WORK TASK — An exact copy of every entry is needed, with no images.

SOURCE DATA —
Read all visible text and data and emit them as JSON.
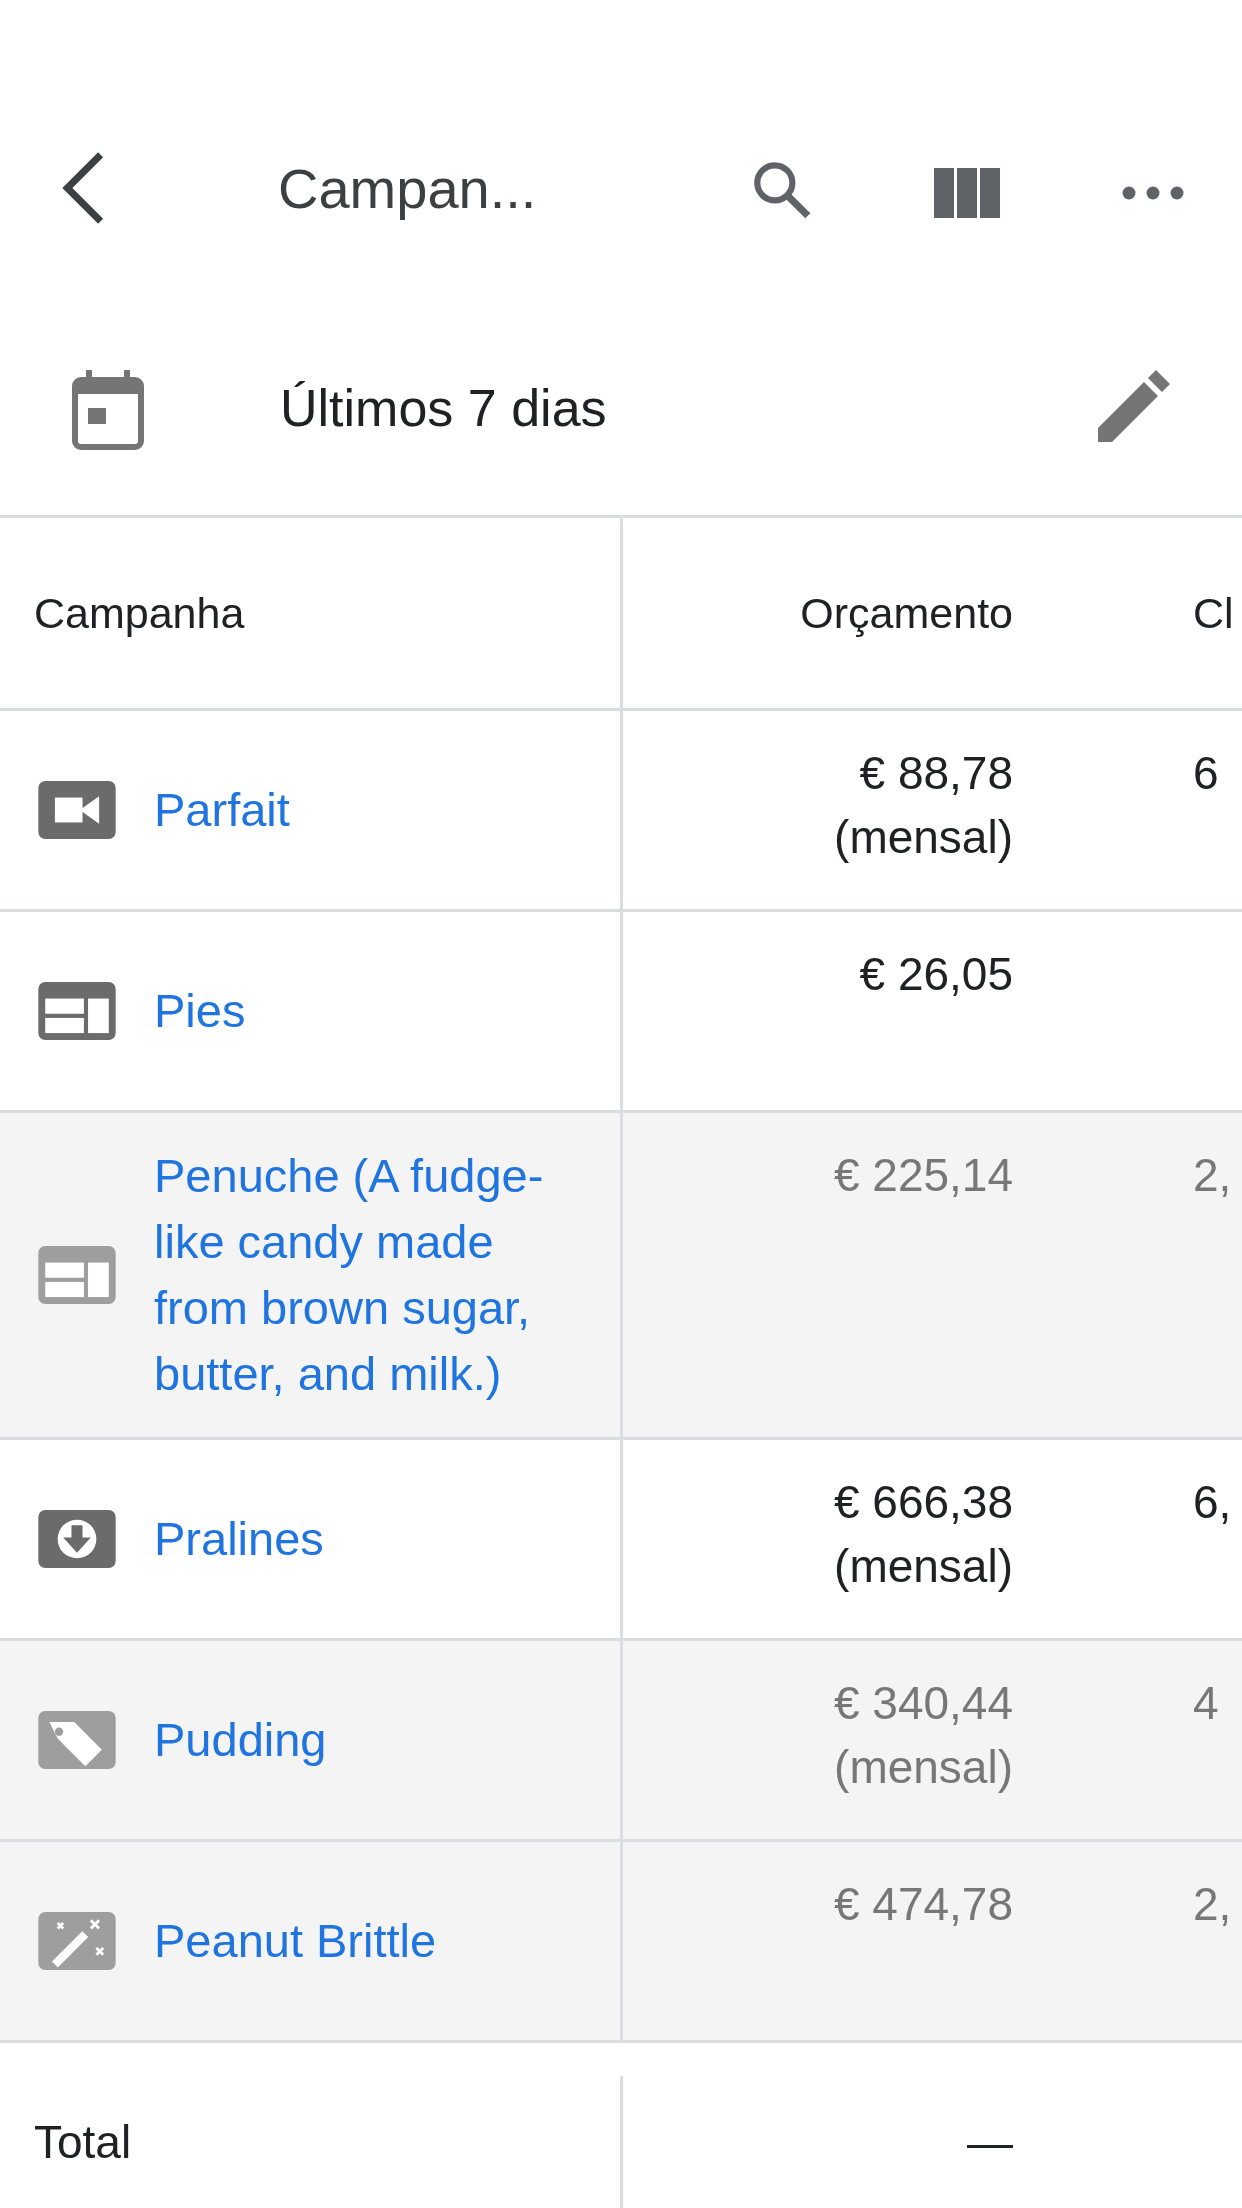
{
  "app_bar": {
    "title": "Campan..."
  },
  "date_range": {
    "label": "Últimos 7 dias"
  },
  "table": {
    "columns": [
      "Campanha",
      "Orçamento",
      "Cl"
    ],
    "rows": [
      {
        "kind": "video",
        "name": "Parfait",
        "budget": "€ 88,78",
        "period": "(mensal)",
        "column_3": "6",
        "disabled": false
      },
      {
        "kind": "display",
        "name": "Pies",
        "budget": "€ 26,05",
        "disabled": false
      },
      {
        "kind": "display",
        "name": "Penuche (A fudge-like candy made from brown sugar, butter, and milk.)",
        "budget": "€ 225,14",
        "column_3": "2,",
        "disabled": true
      },
      {
        "kind": "download",
        "name": "Pralines",
        "budget": "€ 666,38",
        "period": "(mensal)",
        "column_3": "6,",
        "disabled": false
      },
      {
        "kind": "tag",
        "name": "Pudding",
        "budget": "€ 340,44",
        "period": "(mensal)",
        "column_3": "4",
        "disabled": true
      },
      {
        "kind": "wand",
        "name": "Peanut Brittle",
        "budget": "€ 474,78",
        "column_3": "2,",
        "disabled": true
      }
    ],
    "total": {
      "label": "Total",
      "budget": "—"
    }
  }
}
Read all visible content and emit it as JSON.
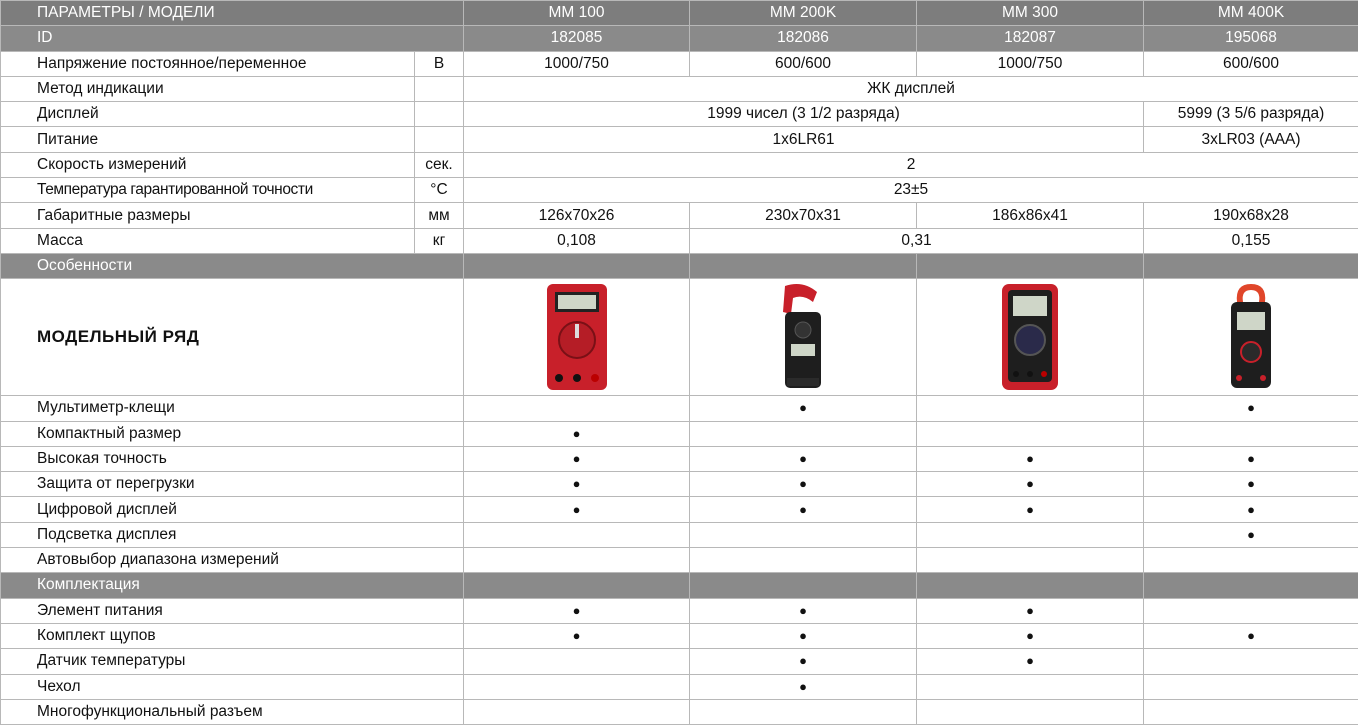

PROBLEM SOLUTION —
Read all visible text and data and emit them as JSON.
{
  "app_bar": {
    "title": "Campan..."
  },
  "date_range": {
    "label": "Últimos 7 dias"
  },
  "table": {
    "columns": [
      "Campanha",
      "Orçamento",
      "Cl"
    ],
    "rows": [
      {
        "kind": "video",
        "name": "Parfait",
        "budget": "€ 88,78",
        "period": "(mensal)",
        "column_3": "6",
        "disabled": false
      },
      {
        "kind": "display",
        "name": "Pies",
        "budget": "€ 26,05",
        "disabled": false
      },
      {
        "kind": "display",
        "name": "Penuche (A fudge-like candy made from brown sugar, butter, and milk.)",
        "budget": "€ 225,14",
        "column_3": "2,",
        "disabled": true
      },
      {
        "kind": "download",
        "name": "Pralines",
        "budget": "€ 666,38",
        "period": "(mensal)",
        "column_3": "6,",
        "disabled": false
      },
      {
        "kind": "tag",
        "name": "Pudding",
        "budget": "€ 340,44",
        "period": "(mensal)",
        "column_3": "4",
        "disabled": true
      },
      {
        "kind": "wand",
        "name": "Peanut Brittle",
        "budget": "€ 474,78",
        "column_3": "2,",
        "disabled": true
      }
    ],
    "total": {
      "label": "Total",
      "budget": "—"
    }
  }
}
Read all visible content and emit it as JSON.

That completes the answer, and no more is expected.